WHAT IS REQUIRED ::
Output, exactly and in full, the entries that appear below.

*** GIVEN ENTRIES ***

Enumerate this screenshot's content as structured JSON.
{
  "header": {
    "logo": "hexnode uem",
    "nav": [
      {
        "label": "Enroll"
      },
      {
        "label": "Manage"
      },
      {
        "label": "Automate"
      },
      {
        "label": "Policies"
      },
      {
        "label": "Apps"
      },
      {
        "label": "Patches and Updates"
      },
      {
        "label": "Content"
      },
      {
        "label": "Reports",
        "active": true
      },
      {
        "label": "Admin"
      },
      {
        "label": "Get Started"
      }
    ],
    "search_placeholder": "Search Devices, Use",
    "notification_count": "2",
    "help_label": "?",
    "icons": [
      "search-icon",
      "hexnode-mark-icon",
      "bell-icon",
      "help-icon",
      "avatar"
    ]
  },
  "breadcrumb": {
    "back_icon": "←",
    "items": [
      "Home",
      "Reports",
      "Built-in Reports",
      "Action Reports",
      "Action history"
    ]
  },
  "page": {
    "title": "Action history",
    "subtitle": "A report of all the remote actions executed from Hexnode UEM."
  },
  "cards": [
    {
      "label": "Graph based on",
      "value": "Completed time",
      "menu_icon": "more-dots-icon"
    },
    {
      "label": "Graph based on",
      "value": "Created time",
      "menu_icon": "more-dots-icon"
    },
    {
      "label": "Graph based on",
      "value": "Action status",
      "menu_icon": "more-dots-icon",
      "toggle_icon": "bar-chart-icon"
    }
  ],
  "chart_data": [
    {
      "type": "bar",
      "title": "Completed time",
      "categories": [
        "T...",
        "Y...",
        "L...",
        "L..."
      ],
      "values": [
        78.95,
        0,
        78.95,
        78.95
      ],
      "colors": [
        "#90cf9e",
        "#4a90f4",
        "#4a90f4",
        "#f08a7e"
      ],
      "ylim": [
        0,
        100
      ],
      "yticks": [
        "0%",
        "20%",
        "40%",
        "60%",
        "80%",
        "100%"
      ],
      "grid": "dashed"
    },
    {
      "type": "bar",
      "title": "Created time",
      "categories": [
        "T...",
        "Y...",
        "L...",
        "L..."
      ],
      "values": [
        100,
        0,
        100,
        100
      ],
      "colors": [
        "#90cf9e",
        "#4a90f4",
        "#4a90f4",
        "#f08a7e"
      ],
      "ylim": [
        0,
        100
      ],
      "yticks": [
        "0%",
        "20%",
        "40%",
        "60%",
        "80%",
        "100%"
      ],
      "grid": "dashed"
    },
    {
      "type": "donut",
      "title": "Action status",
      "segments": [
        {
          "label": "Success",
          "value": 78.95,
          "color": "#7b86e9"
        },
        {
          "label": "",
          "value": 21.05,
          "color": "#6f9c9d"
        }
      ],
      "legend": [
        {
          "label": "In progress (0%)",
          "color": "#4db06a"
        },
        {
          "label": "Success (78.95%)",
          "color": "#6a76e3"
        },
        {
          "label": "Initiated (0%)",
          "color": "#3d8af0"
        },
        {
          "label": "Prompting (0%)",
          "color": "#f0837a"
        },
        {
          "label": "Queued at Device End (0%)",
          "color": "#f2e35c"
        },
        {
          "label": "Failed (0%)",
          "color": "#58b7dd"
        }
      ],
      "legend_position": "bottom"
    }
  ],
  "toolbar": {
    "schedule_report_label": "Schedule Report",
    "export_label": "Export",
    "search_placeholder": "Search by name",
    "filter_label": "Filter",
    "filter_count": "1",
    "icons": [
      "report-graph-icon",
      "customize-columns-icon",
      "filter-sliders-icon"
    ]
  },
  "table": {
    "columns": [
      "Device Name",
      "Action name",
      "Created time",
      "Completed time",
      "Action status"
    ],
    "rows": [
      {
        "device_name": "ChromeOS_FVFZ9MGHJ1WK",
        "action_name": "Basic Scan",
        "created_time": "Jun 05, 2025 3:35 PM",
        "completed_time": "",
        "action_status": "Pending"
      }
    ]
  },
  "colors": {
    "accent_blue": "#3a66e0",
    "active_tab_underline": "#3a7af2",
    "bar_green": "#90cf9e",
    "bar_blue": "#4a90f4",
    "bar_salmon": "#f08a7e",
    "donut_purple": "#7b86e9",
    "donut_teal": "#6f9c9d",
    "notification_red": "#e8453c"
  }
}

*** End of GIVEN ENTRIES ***

WORKED SOLUTION ::
Enumerate this screenshot's content as structured JSON.
{
  "header": {
    "logo": "hexnode uem",
    "nav": [
      {
        "label": "Enroll"
      },
      {
        "label": "Manage"
      },
      {
        "label": "Automate"
      },
      {
        "label": "Policies"
      },
      {
        "label": "Apps"
      },
      {
        "label": "Patches and Updates"
      },
      {
        "label": "Content"
      },
      {
        "label": "Reports",
        "active": true
      },
      {
        "label": "Admin"
      },
      {
        "label": "Get Started"
      }
    ],
    "search_placeholder": "Search Devices, Use",
    "notification_count": "2",
    "help_label": "?",
    "icons": [
      "search-icon",
      "hexnode-mark-icon",
      "bell-icon",
      "help-icon",
      "avatar"
    ]
  },
  "breadcrumb": {
    "back_icon": "←",
    "items": [
      "Home",
      "Reports",
      "Built-in Reports",
      "Action Reports",
      "Action history"
    ]
  },
  "page": {
    "title": "Action history",
    "subtitle": "A report of all the remote actions executed from Hexnode UEM."
  },
  "cards": [
    {
      "label": "Graph based on",
      "value": "Completed time",
      "menu_icon": "more-dots-icon"
    },
    {
      "label": "Graph based on",
      "value": "Created time",
      "menu_icon": "more-dots-icon"
    },
    {
      "label": "Graph based on",
      "value": "Action status",
      "menu_icon": "more-dots-icon",
      "toggle_icon": "bar-chart-icon"
    }
  ],
  "chart_data": [
    {
      "type": "bar",
      "title": "Completed time",
      "categories": [
        "T...",
        "Y...",
        "L...",
        "L..."
      ],
      "values": [
        78.95,
        0,
        78.95,
        78.95
      ],
      "colors": [
        "#90cf9e",
        "#4a90f4",
        "#4a90f4",
        "#f08a7e"
      ],
      "ylim": [
        0,
        100
      ],
      "yticks": [
        "0%",
        "20%",
        "40%",
        "60%",
        "80%",
        "100%"
      ],
      "grid": "dashed"
    },
    {
      "type": "bar",
      "title": "Created time",
      "categories": [
        "T...",
        "Y...",
        "L...",
        "L..."
      ],
      "values": [
        100,
        0,
        100,
        100
      ],
      "colors": [
        "#90cf9e",
        "#4a90f4",
        "#4a90f4",
        "#f08a7e"
      ],
      "ylim": [
        0,
        100
      ],
      "yticks": [
        "0%",
        "20%",
        "40%",
        "60%",
        "80%",
        "100%"
      ],
      "grid": "dashed"
    },
    {
      "type": "donut",
      "title": "Action status",
      "segments": [
        {
          "label": "Success",
          "value": 78.95,
          "color": "#7b86e9"
        },
        {
          "label": "",
          "value": 21.05,
          "color": "#6f9c9d"
        }
      ],
      "legend": [
        {
          "label": "In progress (0%)",
          "color": "#4db06a"
        },
        {
          "label": "Success (78.95%)",
          "color": "#6a76e3"
        },
        {
          "label": "Initiated (0%)",
          "color": "#3d8af0"
        },
        {
          "label": "Prompting (0%)",
          "color": "#f0837a"
        },
        {
          "label": "Queued at Device End (0%)",
          "color": "#f2e35c"
        },
        {
          "label": "Failed (0%)",
          "color": "#58b7dd"
        }
      ],
      "legend_position": "bottom"
    }
  ],
  "toolbar": {
    "schedule_report_label": "Schedule Report",
    "export_label": "Export",
    "search_placeholder": "Search by name",
    "filter_label": "Filter",
    "filter_count": "1",
    "icons": [
      "report-graph-icon",
      "customize-columns-icon",
      "filter-sliders-icon"
    ]
  },
  "table": {
    "columns": [
      "Device Name",
      "Action name",
      "Created time",
      "Completed time",
      "Action status"
    ],
    "rows": [
      {
        "device_name": "ChromeOS_FVFZ9MGHJ1WK",
        "action_name": "Basic Scan",
        "created_time": "Jun 05, 2025 3:35 PM",
        "completed_time": "",
        "action_status": "Pending"
      }
    ]
  },
  "colors": {
    "accent_blue": "#3a66e0",
    "active_tab_underline": "#3a7af2",
    "bar_green": "#90cf9e",
    "bar_blue": "#4a90f4",
    "bar_salmon": "#f08a7e",
    "donut_purple": "#7b86e9",
    "donut_teal": "#6f9c9d",
    "notification_red": "#e8453c"
  }
}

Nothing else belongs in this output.